Data to process =
=-=-=

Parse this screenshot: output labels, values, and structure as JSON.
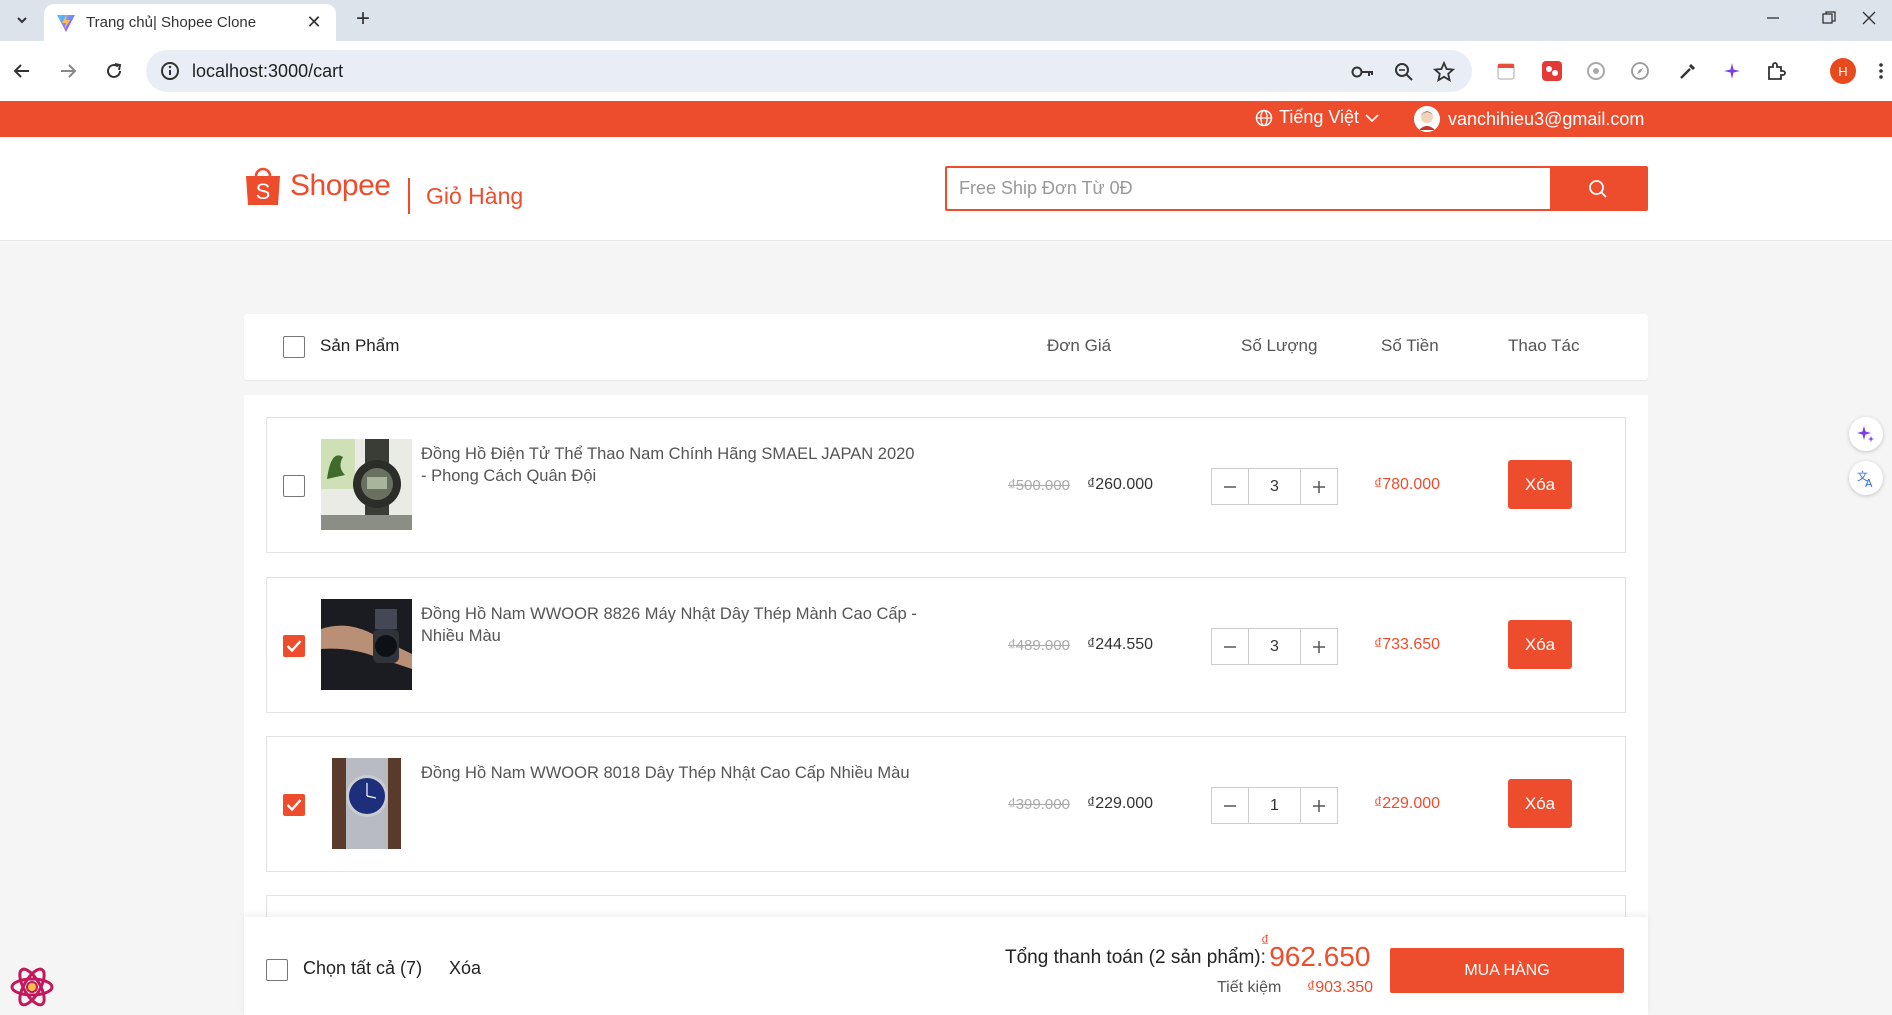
{
  "browser": {
    "tab_title": "Trang chủ| Shopee Clone",
    "url": "localhost:3000/cart",
    "profile_initial": "H"
  },
  "topbar": {
    "language": "Tiếng Việt",
    "user_email": "vanchihieu3@gmail.com"
  },
  "header": {
    "logo_text": "Shopee",
    "page_title": "Giỏ Hàng",
    "search_placeholder": "Free Ship Đơn Từ 0Đ"
  },
  "columns": {
    "product": "Sản Phẩm",
    "unit_price": "Đơn Giá",
    "quantity": "Số Lượng",
    "amount": "Số Tiền",
    "actions": "Thao Tác"
  },
  "items": [
    {
      "name": "Đồng Hồ Điện Tử Thể Thao Nam Chính Hãng SMAEL JAPAN 2020 - Phong Cách Quân Đội",
      "old_price": "₫500.000",
      "price": "₫260.000",
      "quantity": "3",
      "total": "₫780.000",
      "delete_label": "Xóa",
      "checked": false
    },
    {
      "name": "Đồng Hồ Nam WWOOR 8826 Máy Nhật Dây Thép Mành Cao Cấp - Nhiều Màu",
      "old_price": "₫489.000",
      "price": "₫244.550",
      "quantity": "3",
      "total": "₫733.650",
      "delete_label": "Xóa",
      "checked": true
    },
    {
      "name": "Đồng Hồ Nam WWOOR 8018 Dây Thép Nhật Cao Cấp Nhiều Màu",
      "old_price": "₫399.000",
      "price": "₫229.000",
      "quantity": "1",
      "total": "₫229.000",
      "delete_label": "Xóa",
      "checked": true
    }
  ],
  "footer": {
    "select_all": "Chọn tất cả (7)",
    "delete": "Xóa",
    "total_label": "Tổng thanh toán (2 sản phẩm):",
    "total_currency": "₫",
    "total_value": "962.650",
    "saving_label": "Tiết kiệm",
    "saving_value": "₫903.350",
    "buy_label": "MUA HÀNG"
  },
  "colors": {
    "brand": "#ee4d2d"
  }
}
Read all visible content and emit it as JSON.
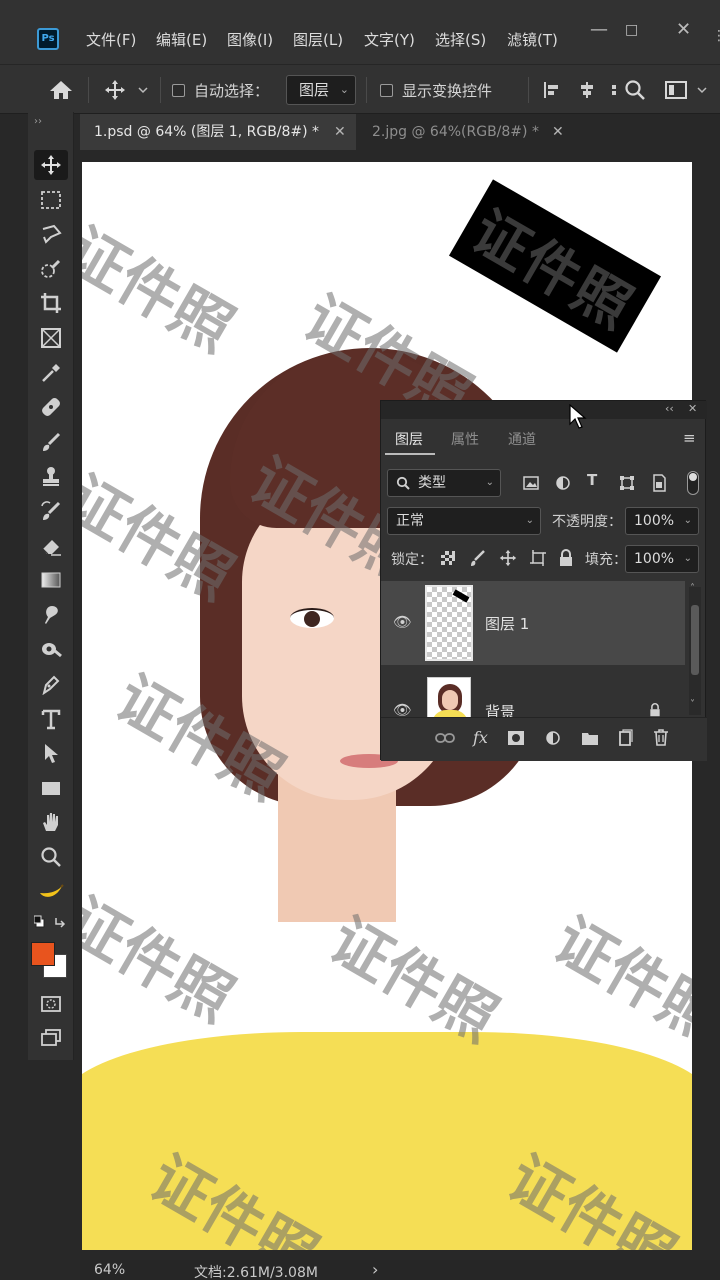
{
  "app": {
    "logo": "Ps"
  },
  "menubar": {
    "items": [
      "文件(F)",
      "编辑(E)",
      "图像(I)",
      "图层(L)",
      "文字(Y)",
      "选择(S)",
      "滤镜(T)"
    ],
    "window_controls": [
      "minimize-icon",
      "restore-icon",
      "close-icon"
    ]
  },
  "options": {
    "auto_select_label": "自动选择：",
    "auto_select_checked": false,
    "auto_select_target": "图层",
    "show_transform_label": "显示变换控件",
    "show_transform_checked": false
  },
  "tabs": [
    {
      "label": "1.psd @ 64% (图层 1, RGB/8#) *",
      "active": true
    },
    {
      "label": "2.jpg @ 64%(RGB/8#) *",
      "active": false
    }
  ],
  "toolbar": {
    "tools": [
      "move-icon",
      "marquee-icon",
      "lasso-icon",
      "quick-select-icon",
      "crop-icon",
      "frame-icon",
      "eyedropper-icon",
      "healing-icon",
      "brush-icon",
      "stamp-icon",
      "history-brush-icon",
      "eraser-icon",
      "gradient-icon",
      "blur-icon",
      "dodge-icon",
      "pen-icon",
      "type-icon",
      "path-select-icon",
      "rectangle-icon",
      "hand-icon",
      "zoom-icon",
      "banana-icon"
    ],
    "selected_tool": "move-icon",
    "foreground_color": "#e8541e",
    "background_color": "#ffffff"
  },
  "canvas": {
    "watermark_text": "证件照",
    "stamp_text": "证件照",
    "shirt_color": "#f5de55",
    "hair_color": "#5a2d26"
  },
  "status": {
    "zoom": "64%",
    "doc_info": "文档:2.61M/3.08M",
    "arrow": "›"
  },
  "layers_panel": {
    "tabs": [
      "图层",
      "属性",
      "通道"
    ],
    "active_tab": "图层",
    "filter_label": "类型",
    "blend_mode": "正常",
    "opacity_label": "不透明度：",
    "opacity_value": "100%",
    "lock_label": "锁定：",
    "fill_label": "填充：",
    "fill_value": "100%",
    "layers": [
      {
        "name": "图层 1",
        "visible": true,
        "selected": true,
        "locked": false
      },
      {
        "name": "背景",
        "visible": true,
        "selected": false,
        "locked": true
      }
    ],
    "footer_icons": [
      "link-icon",
      "fx-icon",
      "mask-icon",
      "adjustment-icon",
      "group-icon",
      "new-layer-icon",
      "delete-icon"
    ]
  }
}
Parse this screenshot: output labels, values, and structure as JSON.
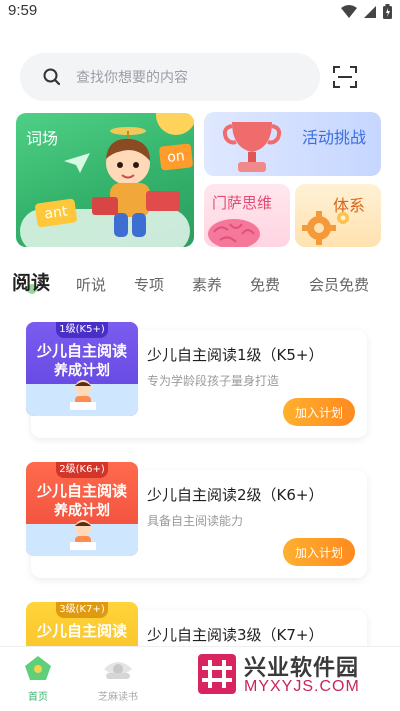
{
  "status_bar": {
    "time": "9:59"
  },
  "search": {
    "placeholder": "查找你想要的内容"
  },
  "banners": {
    "words": {
      "title": "词场",
      "tag1": "on",
      "tag2": "ant"
    },
    "challenge": {
      "title": "活动挑战"
    },
    "mensa": {
      "title": "门萨思维"
    },
    "system": {
      "title": "体系"
    }
  },
  "tabs": [
    "阅读",
    "听说",
    "专项",
    "素养",
    "免费",
    "会员免费"
  ],
  "cards": [
    {
      "level": "1级(K5+)",
      "cover_line1": "少儿自主阅读",
      "cover_line2": "养成计划",
      "title": "少儿自主阅读1级（K5+）",
      "subtitle": "专为学龄段孩子量身打造",
      "button": "加入计划"
    },
    {
      "level": "2级(K6+)",
      "cover_line1": "少儿自主阅读",
      "cover_line2": "养成计划",
      "title": "少儿自主阅读2级（K6+）",
      "subtitle": "具备自主阅读能力",
      "button": "加入计划"
    },
    {
      "level": "3级(K7+)",
      "cover_line1": "少儿自主阅读",
      "cover_line2": "",
      "title": "少儿自主阅读3级（K7+）",
      "subtitle": "",
      "button": ""
    }
  ],
  "bottom_nav": {
    "home": "首页",
    "reading": "芝麻读书"
  },
  "watermark": {
    "cn": "兴业软件园",
    "en": "MYXYJS.COM"
  },
  "colors": {
    "accent_orange": "#ff9a24",
    "nav_active": "#3cb371",
    "cover_purple": "#6b4de6",
    "cover_red": "#f0533f",
    "cover_yellow": "#f5b820"
  }
}
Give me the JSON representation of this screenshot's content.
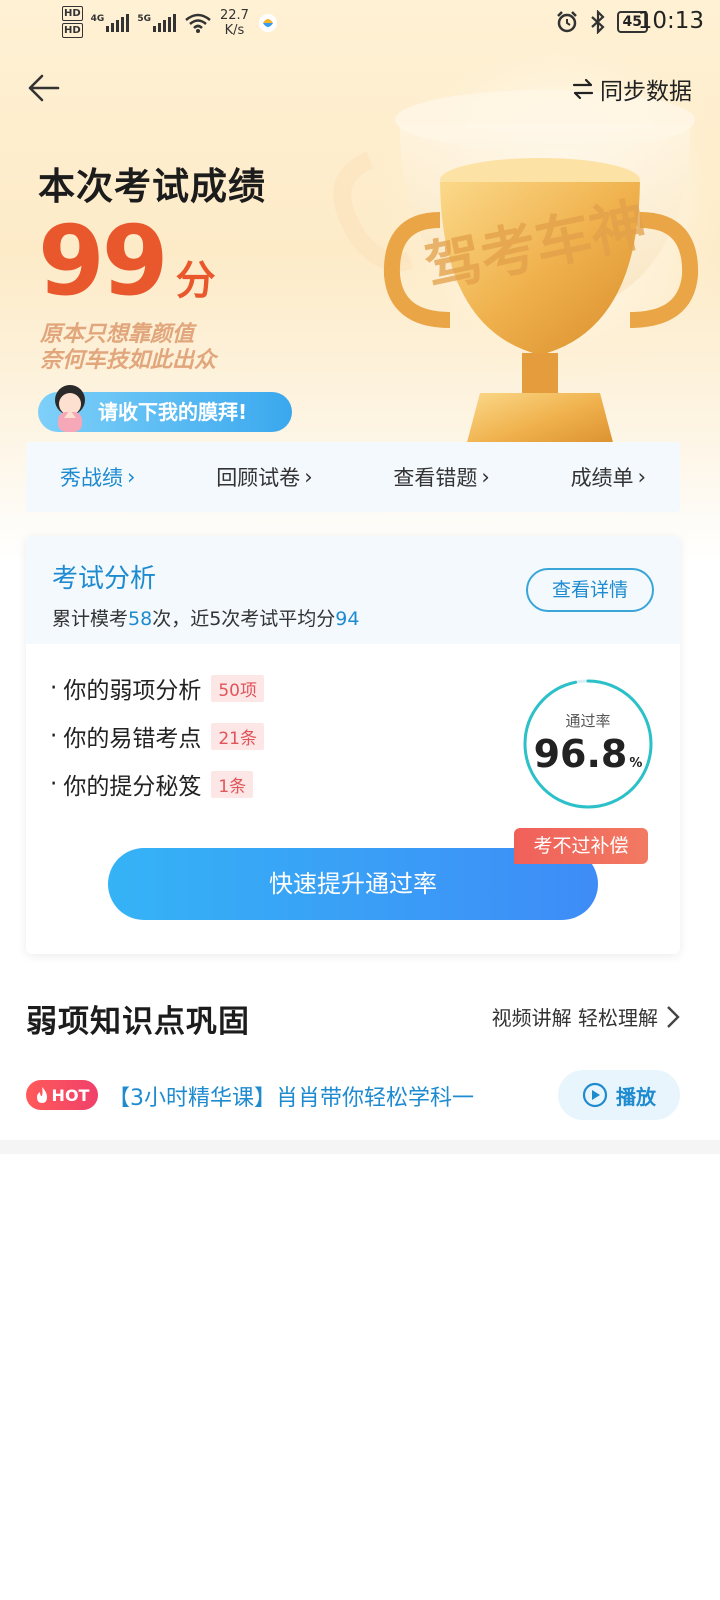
{
  "status_bar": {
    "hd1": "HD",
    "hd2": "HD",
    "net_type1": "4G",
    "net_type2": "5G",
    "net_speed": "22.7",
    "net_unit": "K/s",
    "battery": "45",
    "time": "10:13"
  },
  "topbar": {
    "sync_label": "同步数据"
  },
  "result": {
    "title": "本次考试成绩",
    "score": "99",
    "score_unit": "分",
    "slogan_line1": "原本只想靠颜值",
    "slogan_line2": "奈何车技如此出众",
    "bow_label": "请收下我的膜拜!",
    "trophy_text": "驾考车神"
  },
  "actions": [
    {
      "label": "秀战绩"
    },
    {
      "label": "回顾试卷"
    },
    {
      "label": "查看错题"
    },
    {
      "label": "成绩单"
    }
  ],
  "analysis": {
    "title": "考试分析",
    "sub_prefix": "累计模考",
    "exam_count": "58",
    "sub_mid": "次，近5次考试平均分",
    "avg_score": "94",
    "detail_label": "查看详情",
    "items": [
      {
        "label": "你的弱项分析",
        "tag": "50项"
      },
      {
        "label": "你的易错考点",
        "tag": "21条"
      },
      {
        "label": "你的提分秘笈",
        "tag": "1条"
      }
    ],
    "pass_rate_label": "通过率",
    "pass_rate": "96.8",
    "pass_rate_unit": "%",
    "pass_rate_fraction": 0.968,
    "boost_label": "快速提升通过率",
    "compensation_label": "考不过补偿"
  },
  "weak_section": {
    "title": "弱项知识点巩固",
    "more_label": "视频讲解 轻松理解",
    "hot_label": "HOT",
    "course_title": "【3小时精华课】肖肖带你轻松学科一",
    "play_label": "播放"
  },
  "colors": {
    "accent_blue": "#1e8bd0",
    "score_orange": "#e8582c",
    "tag_red": "#e0555a"
  }
}
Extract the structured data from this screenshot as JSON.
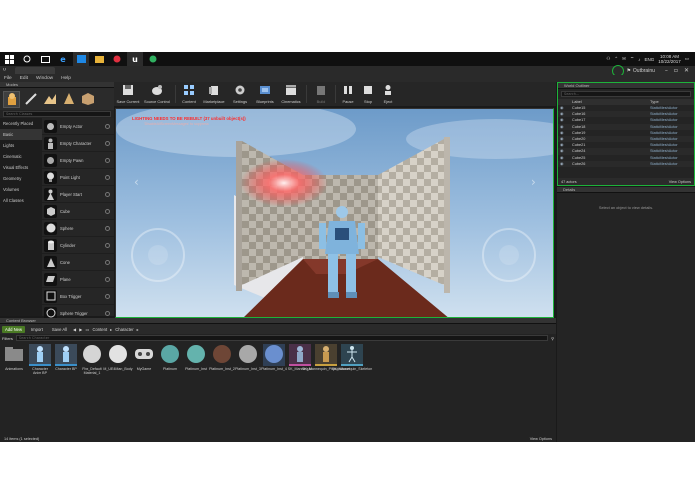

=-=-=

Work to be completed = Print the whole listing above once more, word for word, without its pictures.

Solved exercise =
Parse this screenshot: output labels, values, and structure as JSON.
{
  "browser": {
    "tab_title": "Trang chủ| Shopee Clone",
    "url": "localhost:3000/cart",
    "profile_initial": "H"
  },
  "topbar": {
    "language": "Tiếng Việt",
    "user_email": "vanchihieu3@gmail.com"
  },
  "header": {
    "logo_text": "Shopee",
    "page_title": "Giỏ Hàng",
    "search_placeholder": "Free Ship Đơn Từ 0Đ"
  },
  "columns": {
    "product": "Sản Phẩm",
    "unit_price": "Đơn Giá",
    "quantity": "Số Lượng",
    "amount": "Số Tiền",
    "actions": "Thao Tác"
  },
  "items": [
    {
      "name": "Đồng Hồ Điện Tử Thể Thao Nam Chính Hãng SMAEL JAPAN 2020 - Phong Cách Quân Đội",
      "old_price": "₫500.000",
      "price": "₫260.000",
      "quantity": "3",
      "total": "₫780.000",
      "delete_label": "Xóa",
      "checked": false
    },
    {
      "name": "Đồng Hồ Nam WWOOR 8826 Máy Nhật Dây Thép Mành Cao Cấp - Nhiều Màu",
      "old_price": "₫489.000",
      "price": "₫244.550",
      "quantity": "3",
      "total": "₫733.650",
      "delete_label": "Xóa",
      "checked": true
    },
    {
      "name": "Đồng Hồ Nam WWOOR 8018 Dây Thép Nhật Cao Cấp Nhiều Màu",
      "old_price": "₫399.000",
      "price": "₫229.000",
      "quantity": "1",
      "total": "₫229.000",
      "delete_label": "Xóa",
      "checked": true
    }
  ],
  "footer": {
    "select_all": "Chọn tất cả (7)",
    "delete": "Xóa",
    "total_label": "Tổng thanh toán (2 sản phẩm):",
    "total_currency": "₫",
    "total_value": "962.650",
    "saving_label": "Tiết kiệm",
    "saving_value": "₫903.350",
    "buy_label": "MUA HÀNG"
  },
  "colors": {
    "brand": "#ee4d2d"
  }
}
Read all visible content and emit it as JSON.
{
  "app": {
    "logo": "Ps"
  },
  "menubar": {
    "items": [
      "文件(F)",
      "编辑(E)",
      "图像(I)",
      "图层(L)",
      "文字(Y)",
      "选择(S)",
      "滤镜(T)"
    ],
    "window_controls": [
      "minimize-icon",
      "restore-icon",
      "close-icon"
    ]
  },
  "options": {
    "auto_select_label": "自动选择：",
    "auto_select_checked": false,
    "auto_select_target": "图层",
    "show_transform_label": "显示变换控件",
    "show_transform_checked": false
  },
  "tabs": [
    {
      "label": "1.psd @ 64% (图层 1, RGB/8#) *",
      "active": true
    },
    {
      "label": "2.jpg @ 64%(RGB/8#) *",
      "active": false
    }
  ],
  "toolbar": {
    "tools": [
      "move-icon",
      "marquee-icon",
      "lasso-icon",
      "quick-select-icon",
      "crop-icon",
      "frame-icon",
      "eyedropper-icon",
      "healing-icon",
      "brush-icon",
      "stamp-icon",
      "history-brush-icon",
      "eraser-icon",
      "gradient-icon",
      "blur-icon",
      "dodge-icon",
      "pen-icon",
      "type-icon",
      "path-select-icon",
      "rectangle-icon",
      "hand-icon",
      "zoom-icon",
      "banana-icon"
    ],
    "selected_tool": "move-icon",
    "foreground_color": "#e8541e",
    "background_color": "#ffffff"
  },
  "canvas": {
    "watermark_text": "证件照",
    "stamp_text": "证件照",
    "shirt_color": "#f5de55",
    "hair_color": "#5a2d26"
  },
  "status": {
    "zoom": "64%",
    "doc_info": "文档:2.61M/3.08M",
    "arrow": "›"
  },
  "layers_panel": {
    "tabs": [
      "图层",
      "属性",
      "通道"
    ],
    "active_tab": "图层",
    "filter_label": "类型",
    "blend_mode": "正常",
    "opacity_label": "不透明度：",
    "opacity_value": "100%",
    "lock_label": "锁定：",
    "fill_label": "填充：",
    "fill_value": "100%",
    "layers": [
      {
        "name": "图层 1",
        "visible": true,
        "selected": true,
        "locked": false
      },
      {
        "name": "背景",
        "visible": true,
        "selected": false,
        "locked": true
      }
    ],
    "footer_icons": [
      "link-icon",
      "fx-icon",
      "mask-icon",
      "adjustment-icon",
      "group-icon",
      "new-layer-icon",
      "delete-icon"
    ]
  }
}
Parse this screenshot: output labels, values, and structure as JSON.
{
  "status_bar": {
    "time": "9:59"
  },
  "search": {
    "placeholder": "查找你想要的内容"
  },
  "banners": {
    "words": {
      "title": "词场",
      "tag1": "on",
      "tag2": "ant"
    },
    "challenge": {
      "title": "活动挑战"
    },
    "mensa": {
      "title": "门萨思维"
    },
    "system": {
      "title": "体系"
    }
  },
  "tabs": [
    "阅读",
    "听说",
    "专项",
    "素养",
    "免费",
    "会员免费"
  ],
  "cards": [
    {
      "level": "1级(K5+)",
      "cover_line1": "少儿自主阅读",
      "cover_line2": "养成计划",
      "title": "少儿自主阅读1级（K5+）",
      "subtitle": "专为学龄段孩子量身打造",
      "button": "加入计划"
    },
    {
      "level": "2级(K6+)",
      "cover_line1": "少儿自主阅读",
      "cover_line2": "养成计划",
      "title": "少儿自主阅读2级（K6+）",
      "subtitle": "具备自主阅读能力",
      "button": "加入计划"
    },
    {
      "level": "3级(K7+)",
      "cover_line1": "少儿自主阅读",
      "cover_line2": "",
      "title": "少儿自主阅读3级（K7+）",
      "subtitle": "",
      "button": ""
    }
  ],
  "bottom_nav": {
    "home": "首页",
    "reading": "芝麻读书"
  },
  "watermark": {
    "cn": "兴业软件园",
    "en": "MYXYJS.COM"
  },
  "colors": {
    "accent_orange": "#ff9a24",
    "nav_active": "#3cb371",
    "cover_purple": "#6b4de6",
    "cover_red": "#f0533f",
    "cover_yellow": "#f5b820"
  }
}
Give me the JSON representation of this screenshot's content.
{
  "status_bar": {
    "hd1": "HD",
    "hd2": "HD",
    "net_type1": "4G",
    "net_type2": "5G",
    "net_speed": "22.7",
    "net_unit": "K/s",
    "battery": "45",
    "time": "10:13"
  },
  "topbar": {
    "sync_label": "同步数据"
  },
  "result": {
    "title": "本次考试成绩",
    "score": "99",
    "score_unit": "分",
    "slogan_line1": "原本只想靠颜值",
    "slogan_line2": "奈何车技如此出众",
    "bow_label": "请收下我的膜拜!",
    "trophy_text": "驾考车神"
  },
  "actions": [
    {
      "label": "秀战绩"
    },
    {
      "label": "回顾试卷"
    },
    {
      "label": "查看错题"
    },
    {
      "label": "成绩单"
    }
  ],
  "analysis": {
    "title": "考试分析",
    "sub_prefix": "累计模考",
    "exam_count": "58",
    "sub_mid": "次，近5次考试平均分",
    "avg_score": "94",
    "detail_label": "查看详情",
    "items": [
      {
        "label": "你的弱项分析",
        "tag": "50项"
      },
      {
        "label": "你的易错考点",
        "tag": "21条"
      },
      {
        "label": "你的提分秘笈",
        "tag": "1条"
      }
    ],
    "pass_rate_label": "通过率",
    "pass_rate": "96.8",
    "pass_rate_unit": "%",
    "pass_rate_fraction": 0.968,
    "boost_label": "快速提升通过率",
    "compensation_label": "考不过补偿"
  },
  "weak_section": {
    "title": "弱项知识点巩固",
    "more_label": "视频讲解 轻松理解",
    "hot_label": "HOT",
    "course_title": "【3小时精华课】肖肖带你轻松学科一",
    "play_label": "播放"
  },
  "colors": {
    "accent_blue": "#1e8bd0",
    "score_orange": "#e8582c",
    "tag_red": "#e0555a"
  }
}
Extract the structured data from this screenshot as JSON.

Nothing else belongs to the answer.